◆ Task ◆
The task calls for every entry to be printed word for word, without the images.

[Web page and app entries]
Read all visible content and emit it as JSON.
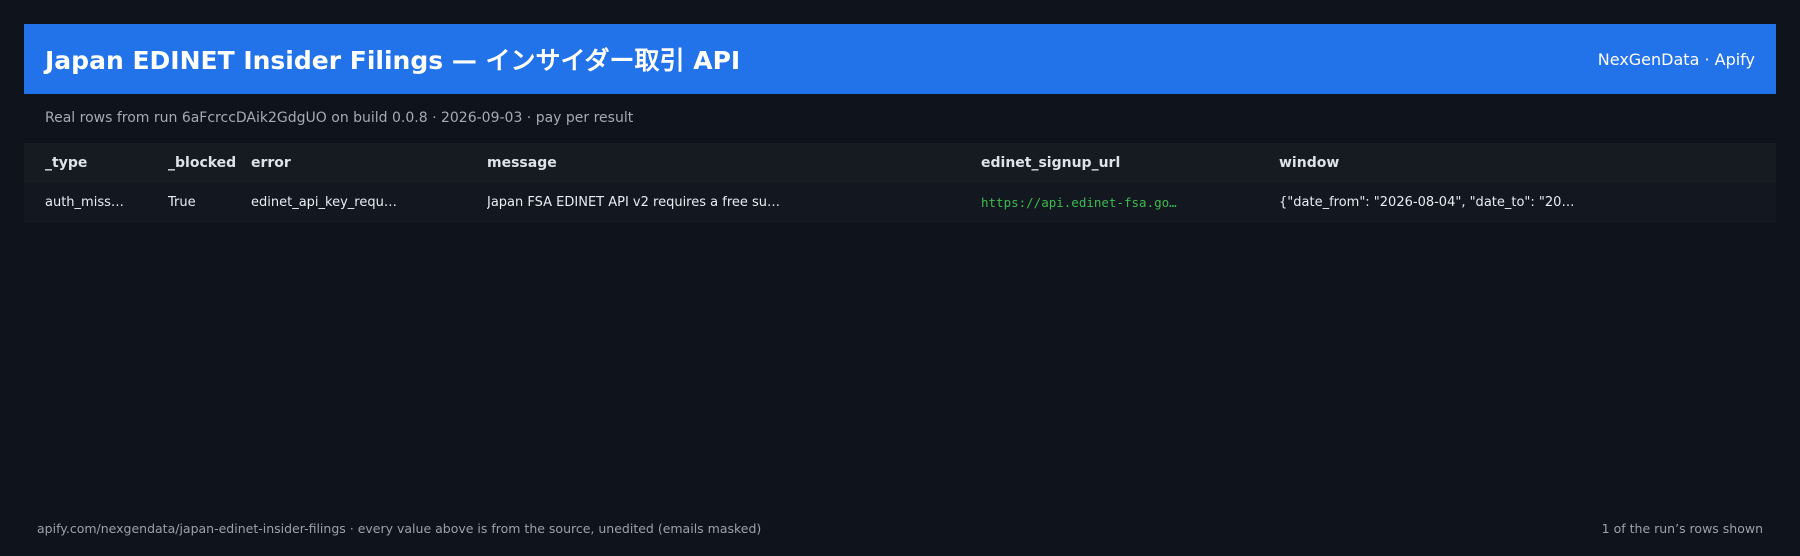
{
  "header": {
    "title": "Japan EDINET Insider Filings — インサイダー取引 API",
    "brand": "NexGenData · Apify"
  },
  "subtitle": "Real rows from run 6aFcrccDAik2GdgUO on build 0.0.8 · 2026-09-03 · pay per result",
  "table": {
    "columns": [
      "_type",
      "_blocked",
      "error",
      "message",
      "edinet_signup_url",
      "window"
    ],
    "rows": [
      [
        "auth_miss…",
        "True",
        "edinet_api_key_requ…",
        "Japan FSA EDINET API v2 requires a free su…",
        "https://api.edinet-fsa.go…",
        "{\"date_from\": \"2026-08-04\", \"date_to\": \"20…"
      ]
    ]
  },
  "footer": {
    "left": "apify.com/nexgendata/japan-edinet-insider-filings  ·  every value above is from the source, unedited (emails masked)",
    "right": "1 of the run’s rows shown"
  },
  "colors": {
    "background": "#0f131c",
    "header": "#2272e9",
    "link": "#3fb950"
  }
}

◆ Solved exercise ◆
Read all visible content and emit it as JSON.
{
  "header": {
    "title": "Japan EDINET Insider Filings — インサイダー取引 API",
    "brand": "NexGenData · Apify"
  },
  "subtitle": "Real rows from run 6aFcrccDAik2GdgUO on build 0.0.8 · 2026-09-03 · pay per result",
  "table": {
    "columns": [
      "_type",
      "_blocked",
      "error",
      "message",
      "edinet_signup_url",
      "window"
    ],
    "rows": [
      [
        "auth_miss…",
        "True",
        "edinet_api_key_requ…",
        "Japan FSA EDINET API v2 requires a free su…",
        "https://api.edinet-fsa.go…",
        "{\"date_from\": \"2026-08-04\", \"date_to\": \"20…"
      ]
    ]
  },
  "footer": {
    "left": "apify.com/nexgendata/japan-edinet-insider-filings  ·  every value above is from the source, unedited (emails masked)",
    "right": "1 of the run’s rows shown"
  },
  "colors": {
    "background": "#0f131c",
    "header": "#2272e9",
    "link": "#3fb950"
  }
}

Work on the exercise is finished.